**Data records for software interfaces:**
================================
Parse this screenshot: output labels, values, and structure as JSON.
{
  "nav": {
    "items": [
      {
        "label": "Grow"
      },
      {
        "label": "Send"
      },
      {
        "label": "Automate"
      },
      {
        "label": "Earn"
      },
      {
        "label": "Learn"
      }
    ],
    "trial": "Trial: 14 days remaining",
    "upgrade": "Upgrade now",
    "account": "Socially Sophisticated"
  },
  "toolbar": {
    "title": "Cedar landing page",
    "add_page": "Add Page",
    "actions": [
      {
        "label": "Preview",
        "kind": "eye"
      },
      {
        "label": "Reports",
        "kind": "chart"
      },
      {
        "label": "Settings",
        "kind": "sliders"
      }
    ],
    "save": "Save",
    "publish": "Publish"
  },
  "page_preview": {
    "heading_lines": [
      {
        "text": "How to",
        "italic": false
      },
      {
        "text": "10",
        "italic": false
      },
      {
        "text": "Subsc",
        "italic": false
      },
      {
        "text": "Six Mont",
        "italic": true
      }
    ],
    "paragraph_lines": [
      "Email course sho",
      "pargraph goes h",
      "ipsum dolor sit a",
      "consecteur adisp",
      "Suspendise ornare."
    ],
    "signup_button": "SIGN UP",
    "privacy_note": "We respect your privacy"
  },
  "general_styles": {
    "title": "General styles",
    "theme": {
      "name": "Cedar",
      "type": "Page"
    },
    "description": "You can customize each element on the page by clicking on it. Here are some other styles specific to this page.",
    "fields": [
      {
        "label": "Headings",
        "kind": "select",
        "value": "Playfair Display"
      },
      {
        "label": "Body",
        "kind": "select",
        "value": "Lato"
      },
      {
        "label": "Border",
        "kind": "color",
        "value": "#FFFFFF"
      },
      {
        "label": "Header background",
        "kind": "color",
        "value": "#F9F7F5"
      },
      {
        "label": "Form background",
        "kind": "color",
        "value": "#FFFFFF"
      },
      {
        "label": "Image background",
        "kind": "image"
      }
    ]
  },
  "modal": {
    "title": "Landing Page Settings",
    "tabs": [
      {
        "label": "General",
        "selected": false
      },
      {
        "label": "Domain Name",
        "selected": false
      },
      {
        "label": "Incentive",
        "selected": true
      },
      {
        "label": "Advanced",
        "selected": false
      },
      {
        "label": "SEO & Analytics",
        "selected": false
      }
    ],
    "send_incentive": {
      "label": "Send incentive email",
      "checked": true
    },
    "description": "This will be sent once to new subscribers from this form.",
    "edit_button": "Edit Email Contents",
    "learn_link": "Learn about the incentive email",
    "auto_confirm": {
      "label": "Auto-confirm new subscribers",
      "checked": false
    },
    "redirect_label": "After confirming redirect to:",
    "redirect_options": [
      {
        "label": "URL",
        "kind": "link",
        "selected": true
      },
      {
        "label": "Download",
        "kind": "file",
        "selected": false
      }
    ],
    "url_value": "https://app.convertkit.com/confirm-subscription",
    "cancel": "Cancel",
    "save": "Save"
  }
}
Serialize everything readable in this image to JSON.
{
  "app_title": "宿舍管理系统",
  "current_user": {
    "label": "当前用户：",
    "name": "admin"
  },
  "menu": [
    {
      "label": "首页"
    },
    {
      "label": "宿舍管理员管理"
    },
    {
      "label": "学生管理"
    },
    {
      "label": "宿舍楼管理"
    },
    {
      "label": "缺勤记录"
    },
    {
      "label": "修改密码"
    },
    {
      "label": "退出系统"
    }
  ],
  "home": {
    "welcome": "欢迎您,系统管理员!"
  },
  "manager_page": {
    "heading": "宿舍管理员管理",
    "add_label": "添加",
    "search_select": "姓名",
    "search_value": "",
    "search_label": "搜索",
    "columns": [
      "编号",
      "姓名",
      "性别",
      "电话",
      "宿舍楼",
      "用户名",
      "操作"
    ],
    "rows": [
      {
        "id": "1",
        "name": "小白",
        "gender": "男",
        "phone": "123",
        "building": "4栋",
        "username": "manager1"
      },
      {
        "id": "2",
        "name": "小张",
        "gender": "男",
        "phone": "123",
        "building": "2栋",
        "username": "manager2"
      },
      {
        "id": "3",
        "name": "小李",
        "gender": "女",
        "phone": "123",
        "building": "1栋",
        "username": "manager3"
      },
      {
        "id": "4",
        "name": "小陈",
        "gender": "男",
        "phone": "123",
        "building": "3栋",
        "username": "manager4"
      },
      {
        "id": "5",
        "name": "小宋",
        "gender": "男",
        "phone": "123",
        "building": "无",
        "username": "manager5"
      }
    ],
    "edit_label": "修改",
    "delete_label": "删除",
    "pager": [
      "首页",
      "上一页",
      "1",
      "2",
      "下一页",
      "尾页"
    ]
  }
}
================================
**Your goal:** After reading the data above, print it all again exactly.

**Solution:**
Parse this screenshot: output labels, values, and structure as JSON.
{
  "nav": {
    "items": [
      {
        "label": "Grow"
      },
      {
        "label": "Send"
      },
      {
        "label": "Automate"
      },
      {
        "label": "Earn"
      },
      {
        "label": "Learn"
      }
    ],
    "trial": "Trial: 14 days remaining",
    "upgrade": "Upgrade now",
    "account": "Socially Sophisticated"
  },
  "toolbar": {
    "title": "Cedar landing page",
    "add_page": "Add Page",
    "actions": [
      {
        "label": "Preview",
        "kind": "eye"
      },
      {
        "label": "Reports",
        "kind": "chart"
      },
      {
        "label": "Settings",
        "kind": "sliders"
      }
    ],
    "save": "Save",
    "publish": "Publish"
  },
  "page_preview": {
    "heading_lines": [
      {
        "text": "How to",
        "italic": false
      },
      {
        "text": "10",
        "italic": false
      },
      {
        "text": "Subsc",
        "italic": false
      },
      {
        "text": "Six Mont",
        "italic": true
      }
    ],
    "paragraph_lines": [
      "Email course sho",
      "pargraph goes h",
      "ipsum dolor sit a",
      "consecteur adisp",
      "Suspendise ornare."
    ],
    "signup_button": "SIGN UP",
    "privacy_note": "We respect your privacy"
  },
  "general_styles": {
    "title": "General styles",
    "theme": {
      "name": "Cedar",
      "type": "Page"
    },
    "description": "You can customize each element on the page by clicking on it. Here are some other styles specific to this page.",
    "fields": [
      {
        "label": "Headings",
        "kind": "select",
        "value": "Playfair Display"
      },
      {
        "label": "Body",
        "kind": "select",
        "value": "Lato"
      },
      {
        "label": "Border",
        "kind": "color",
        "value": "#FFFFFF"
      },
      {
        "label": "Header background",
        "kind": "color",
        "value": "#F9F7F5"
      },
      {
        "label": "Form background",
        "kind": "color",
        "value": "#FFFFFF"
      },
      {
        "label": "Image background",
        "kind": "image"
      }
    ]
  },
  "modal": {
    "title": "Landing Page Settings",
    "tabs": [
      {
        "label": "General",
        "selected": false
      },
      {
        "label": "Domain Name",
        "selected": false
      },
      {
        "label": "Incentive",
        "selected": true
      },
      {
        "label": "Advanced",
        "selected": false
      },
      {
        "label": "SEO & Analytics",
        "selected": false
      }
    ],
    "send_incentive": {
      "label": "Send incentive email",
      "checked": true
    },
    "description": "This will be sent once to new subscribers from this form.",
    "edit_button": "Edit Email Contents",
    "learn_link": "Learn about the incentive email",
    "auto_confirm": {
      "label": "Auto-confirm new subscribers",
      "checked": false
    },
    "redirect_label": "After confirming redirect to:",
    "redirect_options": [
      {
        "label": "URL",
        "kind": "link",
        "selected": true
      },
      {
        "label": "Download",
        "kind": "file",
        "selected": false
      }
    ],
    "url_value": "https://app.convertkit.com/confirm-subscription",
    "cancel": "Cancel",
    "save": "Save"
  }
}
Serialize everything readable in this image to JSON.
{
  "app_title": "宿舍管理系统",
  "current_user": {
    "label": "当前用户：",
    "name": "admin"
  },
  "menu": [
    {
      "label": "首页"
    },
    {
      "label": "宿舍管理员管理"
    },
    {
      "label": "学生管理"
    },
    {
      "label": "宿舍楼管理"
    },
    {
      "label": "缺勤记录"
    },
    {
      "label": "修改密码"
    },
    {
      "label": "退出系统"
    }
  ],
  "home": {
    "welcome": "欢迎您,系统管理员!"
  },
  "manager_page": {
    "heading": "宿舍管理员管理",
    "add_label": "添加",
    "search_select": "姓名",
    "search_value": "",
    "search_label": "搜索",
    "columns": [
      "编号",
      "姓名",
      "性别",
      "电话",
      "宿舍楼",
      "用户名",
      "操作"
    ],
    "rows": [
      {
        "id": "1",
        "name": "小白",
        "gender": "男",
        "phone": "123",
        "building": "4栋",
        "username": "manager1"
      },
      {
        "id": "2",
        "name": "小张",
        "gender": "男",
        "phone": "123",
        "building": "2栋",
        "username": "manager2"
      },
      {
        "id": "3",
        "name": "小李",
        "gender": "女",
        "phone": "123",
        "building": "1栋",
        "username": "manager3"
      },
      {
        "id": "4",
        "name": "小陈",
        "gender": "男",
        "phone": "123",
        "building": "3栋",
        "username": "manager4"
      },
      {
        "id": "5",
        "name": "小宋",
        "gender": "男",
        "phone": "123",
        "building": "无",
        "username": "manager5"
      }
    ],
    "edit_label": "修改",
    "delete_label": "删除",
    "pager": [
      "首页",
      "上一页",
      "1",
      "2",
      "下一页",
      "尾页"
    ]
  }
}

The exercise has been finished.